Stored data entries

┄┄┄┄┄┄┄┄┄┄

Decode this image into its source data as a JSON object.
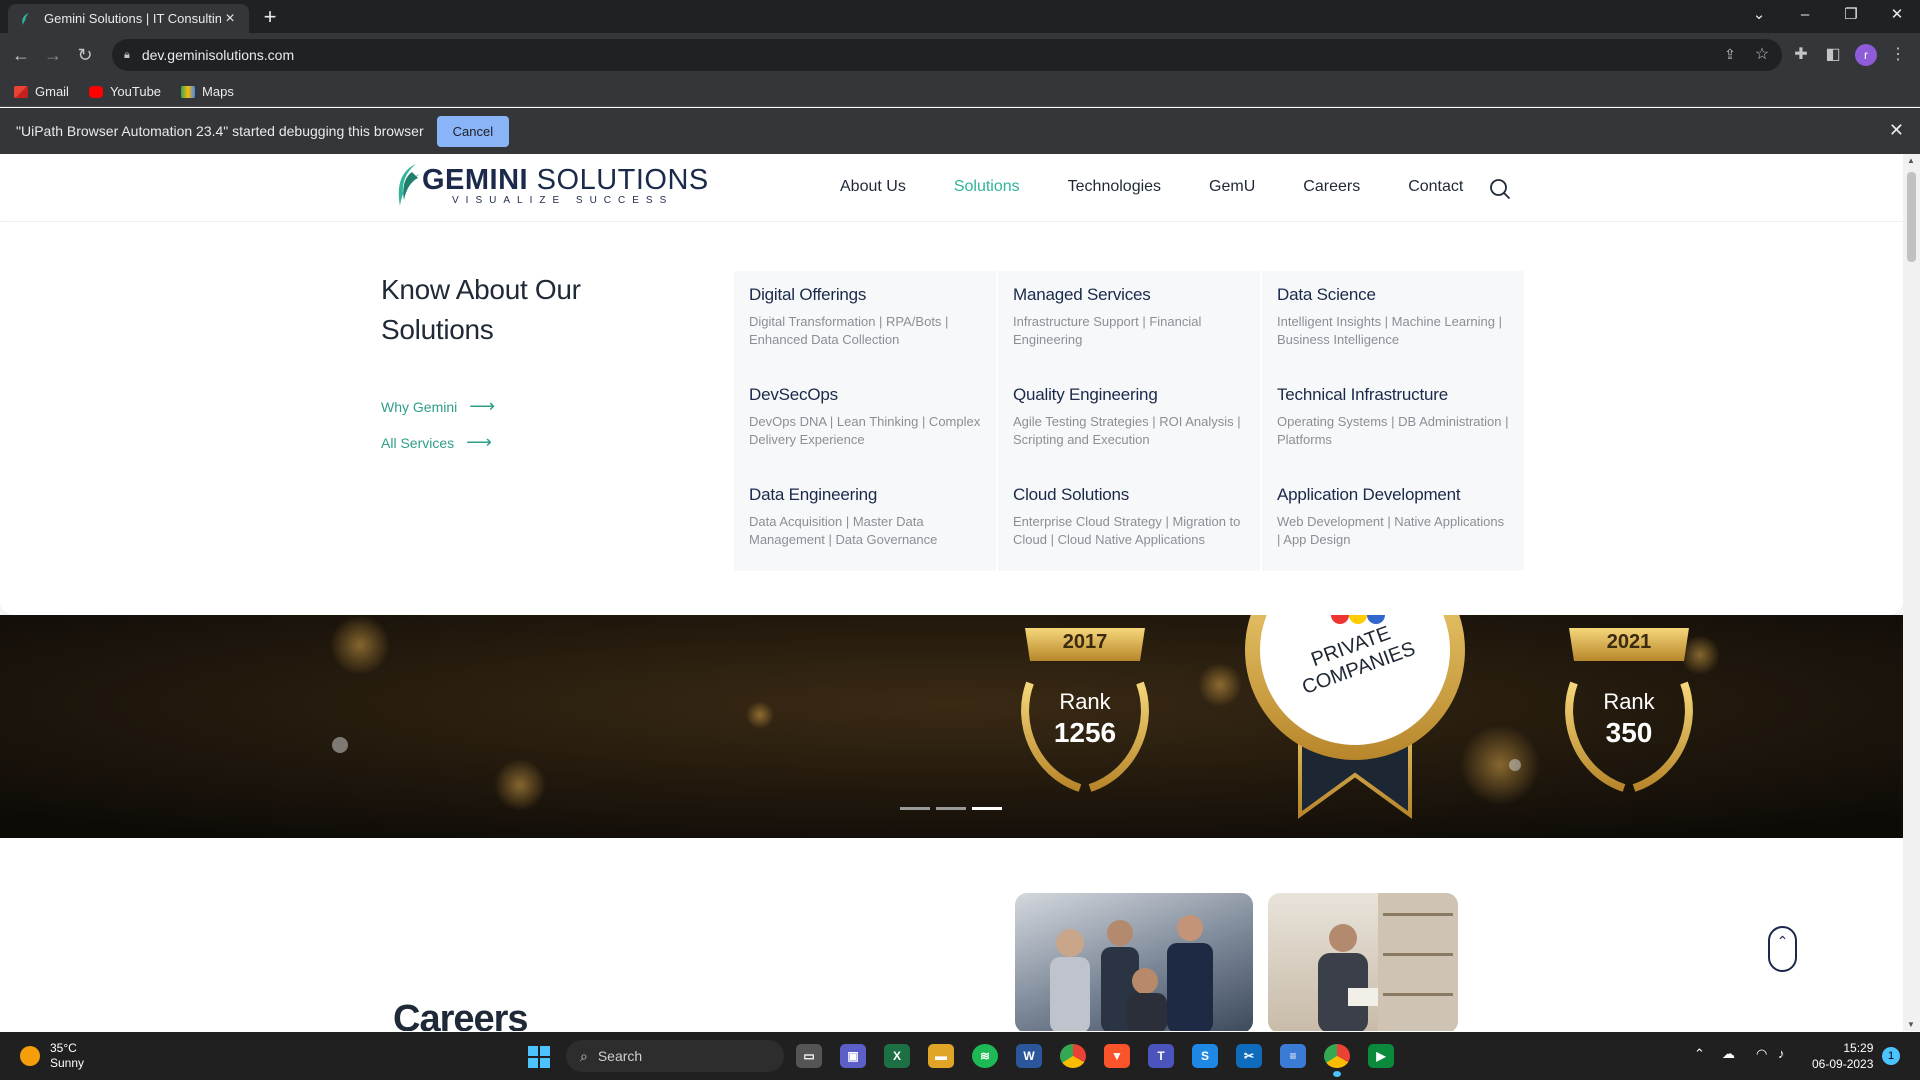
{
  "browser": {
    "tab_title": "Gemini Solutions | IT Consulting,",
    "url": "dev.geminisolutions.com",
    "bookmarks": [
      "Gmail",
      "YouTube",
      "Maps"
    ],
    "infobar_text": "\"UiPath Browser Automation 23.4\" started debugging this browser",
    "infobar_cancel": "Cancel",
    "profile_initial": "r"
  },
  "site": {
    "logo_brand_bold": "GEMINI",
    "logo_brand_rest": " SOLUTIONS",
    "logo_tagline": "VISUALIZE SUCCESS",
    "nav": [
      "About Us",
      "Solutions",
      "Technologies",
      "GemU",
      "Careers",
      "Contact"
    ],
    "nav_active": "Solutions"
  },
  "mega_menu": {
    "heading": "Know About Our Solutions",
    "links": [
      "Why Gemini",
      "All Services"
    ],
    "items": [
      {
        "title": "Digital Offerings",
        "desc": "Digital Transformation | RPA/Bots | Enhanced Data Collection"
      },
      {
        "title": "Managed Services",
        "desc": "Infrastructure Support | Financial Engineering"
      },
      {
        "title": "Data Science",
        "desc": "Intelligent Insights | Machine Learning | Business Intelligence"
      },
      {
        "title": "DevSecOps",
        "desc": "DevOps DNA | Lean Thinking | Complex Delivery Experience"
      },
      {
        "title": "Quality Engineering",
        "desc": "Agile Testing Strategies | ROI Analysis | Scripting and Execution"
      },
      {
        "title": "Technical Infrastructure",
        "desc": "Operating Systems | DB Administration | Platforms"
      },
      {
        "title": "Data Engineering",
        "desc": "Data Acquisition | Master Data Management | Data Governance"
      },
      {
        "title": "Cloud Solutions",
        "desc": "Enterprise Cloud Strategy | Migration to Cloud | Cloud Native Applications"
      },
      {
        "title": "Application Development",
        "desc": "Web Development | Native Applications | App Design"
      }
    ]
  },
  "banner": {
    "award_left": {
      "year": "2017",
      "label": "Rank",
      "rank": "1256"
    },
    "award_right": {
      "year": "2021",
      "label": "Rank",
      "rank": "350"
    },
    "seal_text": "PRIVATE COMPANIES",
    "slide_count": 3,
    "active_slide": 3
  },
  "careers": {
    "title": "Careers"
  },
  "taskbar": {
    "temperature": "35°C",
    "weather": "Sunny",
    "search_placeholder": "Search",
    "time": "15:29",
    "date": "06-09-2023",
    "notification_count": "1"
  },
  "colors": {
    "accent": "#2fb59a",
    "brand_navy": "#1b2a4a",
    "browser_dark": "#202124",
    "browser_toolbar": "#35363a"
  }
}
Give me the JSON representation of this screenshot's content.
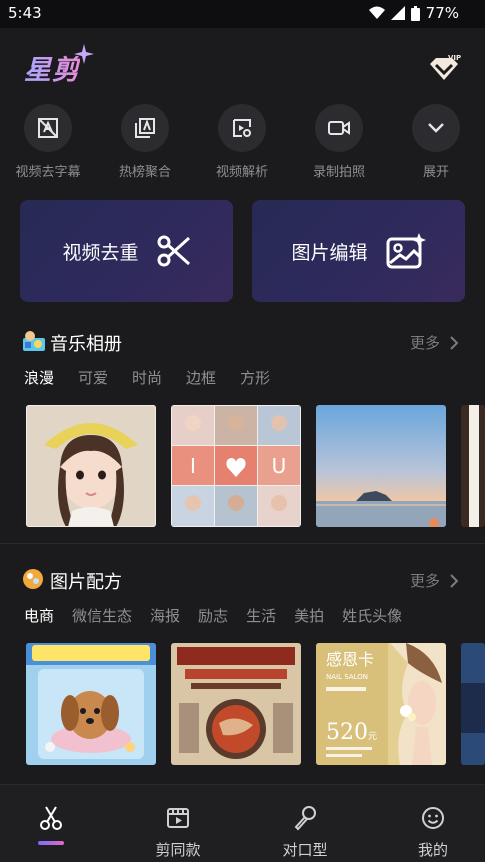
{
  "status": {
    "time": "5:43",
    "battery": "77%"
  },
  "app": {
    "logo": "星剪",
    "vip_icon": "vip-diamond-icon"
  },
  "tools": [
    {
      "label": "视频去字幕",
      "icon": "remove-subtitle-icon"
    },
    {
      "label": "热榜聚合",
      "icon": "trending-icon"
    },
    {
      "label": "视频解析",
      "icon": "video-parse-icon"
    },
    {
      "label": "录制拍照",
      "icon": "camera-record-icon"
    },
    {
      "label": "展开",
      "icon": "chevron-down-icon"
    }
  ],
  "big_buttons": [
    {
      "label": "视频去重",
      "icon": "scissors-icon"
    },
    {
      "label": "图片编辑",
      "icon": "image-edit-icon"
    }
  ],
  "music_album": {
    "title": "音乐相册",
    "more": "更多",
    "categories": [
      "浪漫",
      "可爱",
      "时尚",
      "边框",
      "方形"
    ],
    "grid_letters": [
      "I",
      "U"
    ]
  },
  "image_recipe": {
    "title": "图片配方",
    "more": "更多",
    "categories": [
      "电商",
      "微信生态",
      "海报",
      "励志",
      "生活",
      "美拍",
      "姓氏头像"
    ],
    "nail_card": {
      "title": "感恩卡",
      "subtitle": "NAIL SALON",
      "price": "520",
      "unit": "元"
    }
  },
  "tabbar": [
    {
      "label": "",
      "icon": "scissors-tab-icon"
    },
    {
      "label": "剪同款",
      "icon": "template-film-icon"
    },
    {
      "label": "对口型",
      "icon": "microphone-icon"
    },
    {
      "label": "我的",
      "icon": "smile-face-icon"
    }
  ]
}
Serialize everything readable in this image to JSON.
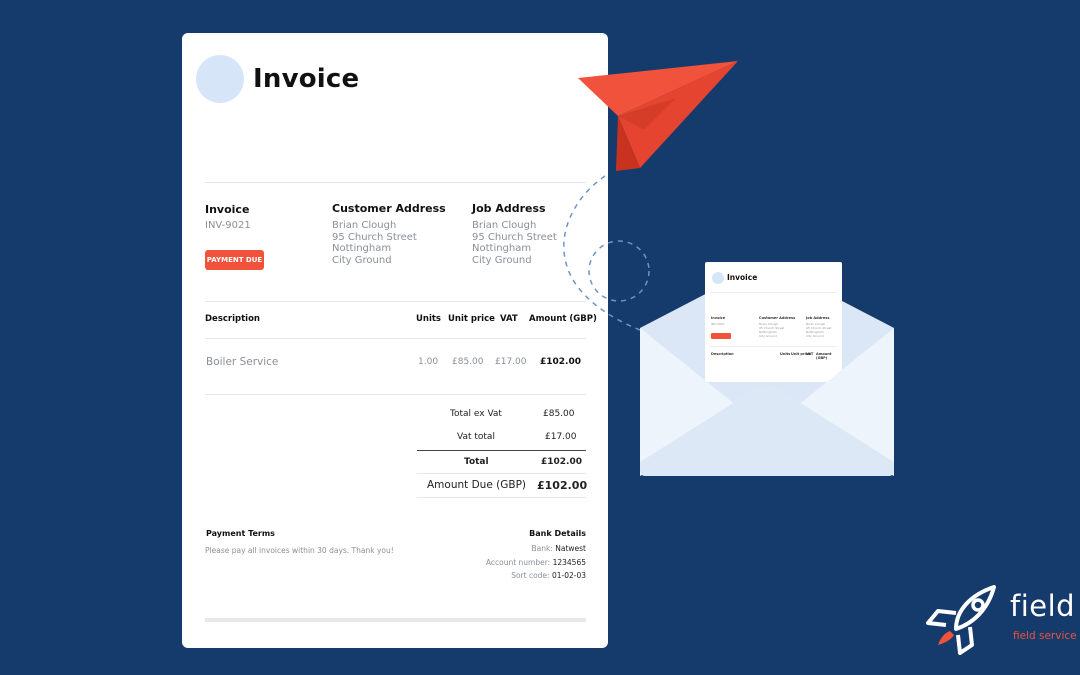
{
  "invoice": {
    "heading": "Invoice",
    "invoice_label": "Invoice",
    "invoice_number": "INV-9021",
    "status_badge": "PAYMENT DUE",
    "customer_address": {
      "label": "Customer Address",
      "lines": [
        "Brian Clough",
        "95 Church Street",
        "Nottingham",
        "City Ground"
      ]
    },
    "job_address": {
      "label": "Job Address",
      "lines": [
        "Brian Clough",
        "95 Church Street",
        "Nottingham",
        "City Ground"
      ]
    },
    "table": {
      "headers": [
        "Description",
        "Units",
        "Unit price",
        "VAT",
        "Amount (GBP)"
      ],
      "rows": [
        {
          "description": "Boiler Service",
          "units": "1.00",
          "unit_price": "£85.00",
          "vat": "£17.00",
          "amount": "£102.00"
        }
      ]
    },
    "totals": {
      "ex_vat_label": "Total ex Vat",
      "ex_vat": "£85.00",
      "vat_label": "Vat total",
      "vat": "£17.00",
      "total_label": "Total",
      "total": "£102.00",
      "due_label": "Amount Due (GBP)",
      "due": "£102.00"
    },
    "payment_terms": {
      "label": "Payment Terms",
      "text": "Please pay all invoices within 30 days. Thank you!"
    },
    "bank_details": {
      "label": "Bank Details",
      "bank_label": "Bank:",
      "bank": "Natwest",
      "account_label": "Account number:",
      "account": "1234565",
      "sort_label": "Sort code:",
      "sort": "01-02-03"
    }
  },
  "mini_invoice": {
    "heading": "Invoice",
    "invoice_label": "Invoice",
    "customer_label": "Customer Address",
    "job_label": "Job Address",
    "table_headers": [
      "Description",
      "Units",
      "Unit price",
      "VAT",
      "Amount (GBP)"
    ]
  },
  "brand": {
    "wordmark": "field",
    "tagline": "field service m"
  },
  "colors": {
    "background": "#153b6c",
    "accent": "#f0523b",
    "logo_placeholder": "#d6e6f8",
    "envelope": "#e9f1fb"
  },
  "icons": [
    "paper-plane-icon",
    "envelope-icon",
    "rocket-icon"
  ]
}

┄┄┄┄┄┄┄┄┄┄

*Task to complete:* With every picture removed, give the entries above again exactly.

*Exercise result:*
Decode this image into its source data as a JSON object.
{
  "browser": {
    "tab_title": "Gemini Solutions | IT Consulting,",
    "url": "dev.geminisolutions.com",
    "bookmarks": [
      "Gmail",
      "YouTube",
      "Maps"
    ],
    "infobar_text": "\"UiPath Browser Automation 23.4\" started debugging this browser",
    "infobar_cancel": "Cancel",
    "profile_initial": "r"
  },
  "site": {
    "logo_brand_bold": "GEMINI",
    "logo_brand_rest": " SOLUTIONS",
    "logo_tagline": "VISUALIZE SUCCESS",
    "nav": [
      "About Us",
      "Solutions",
      "Technologies",
      "GemU",
      "Careers",
      "Contact"
    ],
    "nav_active": "Solutions"
  },
  "mega_menu": {
    "heading": "Know About Our Solutions",
    "links": [
      "Why Gemini",
      "All Services"
    ],
    "items": [
      {
        "title": "Digital Offerings",
        "desc": "Digital Transformation | RPA/Bots | Enhanced Data Collection"
      },
      {
        "title": "Managed Services",
        "desc": "Infrastructure Support | Financial Engineering"
      },
      {
        "title": "Data Science",
        "desc": "Intelligent Insights | Machine Learning | Business Intelligence"
      },
      {
        "title": "DevSecOps",
        "desc": "DevOps DNA | Lean Thinking | Complex Delivery Experience"
      },
      {
        "title": "Quality Engineering",
        "desc": "Agile Testing Strategies | ROI Analysis | Scripting and Execution"
      },
      {
        "title": "Technical Infrastructure",
        "desc": "Operating Systems | DB Administration | Platforms"
      },
      {
        "title": "Data Engineering",
        "desc": "Data Acquisition | Master Data Management | Data Governance"
      },
      {
        "title": "Cloud Solutions",
        "desc": "Enterprise Cloud Strategy | Migration to Cloud | Cloud Native Applications"
      },
      {
        "title": "Application Development",
        "desc": "Web Development | Native Applications | App Design"
      }
    ]
  },
  "banner": {
    "award_left": {
      "year": "2017",
      "label": "Rank",
      "rank": "1256"
    },
    "award_right": {
      "year": "2021",
      "label": "Rank",
      "rank": "350"
    },
    "seal_text": "PRIVATE COMPANIES",
    "slide_count": 3,
    "active_slide": 3
  },
  "careers": {
    "title": "Careers"
  },
  "taskbar": {
    "temperature": "35°C",
    "weather": "Sunny",
    "search_placeholder": "Search",
    "time": "15:29",
    "date": "06-09-2023",
    "notification_count": "1"
  },
  "colors": {
    "accent": "#2fb59a",
    "brand_navy": "#1b2a4a",
    "browser_dark": "#202124",
    "browser_toolbar": "#35363a"
  }
}
Give me the JSON representation of this screenshot's content.
{
  "status": {
    "time": "5:43",
    "battery": "77%"
  },
  "app": {
    "logo": "星剪",
    "vip_icon": "vip-diamond-icon"
  },
  "tools": [
    {
      "label": "视频去字幕",
      "icon": "remove-subtitle-icon"
    },
    {
      "label": "热榜聚合",
      "icon": "trending-icon"
    },
    {
      "label": "视频解析",
      "icon": "video-parse-icon"
    },
    {
      "label": "录制拍照",
      "icon": "camera-record-icon"
    },
    {
      "label": "展开",
      "icon": "chevron-down-icon"
    }
  ],
  "big_buttons": [
    {
      "label": "视频去重",
      "icon": "scissors-icon"
    },
    {
      "label": "图片编辑",
      "icon": "image-edit-icon"
    }
  ],
  "music_album": {
    "title": "音乐相册",
    "more": "更多",
    "categories": [
      "浪漫",
      "可爱",
      "时尚",
      "边框",
      "方形"
    ],
    "grid_letters": [
      "I",
      "U"
    ]
  },
  "image_recipe": {
    "title": "图片配方",
    "more": "更多",
    "categories": [
      "电商",
      "微信生态",
      "海报",
      "励志",
      "生活",
      "美拍",
      "姓氏头像"
    ],
    "nail_card": {
      "title": "感恩卡",
      "subtitle": "NAIL SALON",
      "price": "520",
      "unit": "元"
    }
  },
  "tabbar": [
    {
      "label": "",
      "icon": "scissors-tab-icon"
    },
    {
      "label": "剪同款",
      "icon": "template-film-icon"
    },
    {
      "label": "对口型",
      "icon": "microphone-icon"
    },
    {
      "label": "我的",
      "icon": "smile-face-icon"
    }
  ]
}
Serialize everything readable in this image to JSON.
{
  "invoice": {
    "heading": "Invoice",
    "invoice_label": "Invoice",
    "invoice_number": "INV-9021",
    "status_badge": "PAYMENT DUE",
    "customer_address": {
      "label": "Customer Address",
      "lines": [
        "Brian Clough",
        "95 Church Street",
        "Nottingham",
        "City Ground"
      ]
    },
    "job_address": {
      "label": "Job Address",
      "lines": [
        "Brian Clough",
        "95 Church Street",
        "Nottingham",
        "City Ground"
      ]
    },
    "table": {
      "headers": [
        "Description",
        "Units",
        "Unit price",
        "VAT",
        "Amount (GBP)"
      ],
      "rows": [
        {
          "description": "Boiler Service",
          "units": "1.00",
          "unit_price": "£85.00",
          "vat": "£17.00",
          "amount": "£102.00"
        }
      ]
    },
    "totals": {
      "ex_vat_label": "Total ex Vat",
      "ex_vat": "£85.00",
      "vat_label": "Vat total",
      "vat": "£17.00",
      "total_label": "Total",
      "total": "£102.00",
      "due_label": "Amount Due (GBP)",
      "due": "£102.00"
    },
    "payment_terms": {
      "label": "Payment Terms",
      "text": "Please pay all invoices within 30 days. Thank you!"
    },
    "bank_details": {
      "label": "Bank Details",
      "bank_label": "Bank:",
      "bank": "Natwest",
      "account_label": "Account number:",
      "account": "1234565",
      "sort_label": "Sort code:",
      "sort": "01-02-03"
    }
  },
  "mini_invoice": {
    "heading": "Invoice",
    "invoice_label": "Invoice",
    "customer_label": "Customer Address",
    "job_label": "Job Address",
    "table_headers": [
      "Description",
      "Units",
      "Unit price",
      "VAT",
      "Amount (GBP)"
    ]
  },
  "brand": {
    "wordmark": "field",
    "tagline": "field service m"
  },
  "colors": {
    "background": "#153b6c",
    "accent": "#f0523b",
    "logo_placeholder": "#d6e6f8",
    "envelope": "#e9f1fb"
  },
  "icons": [
    "paper-plane-icon",
    "envelope-icon",
    "rocket-icon"
  ]
}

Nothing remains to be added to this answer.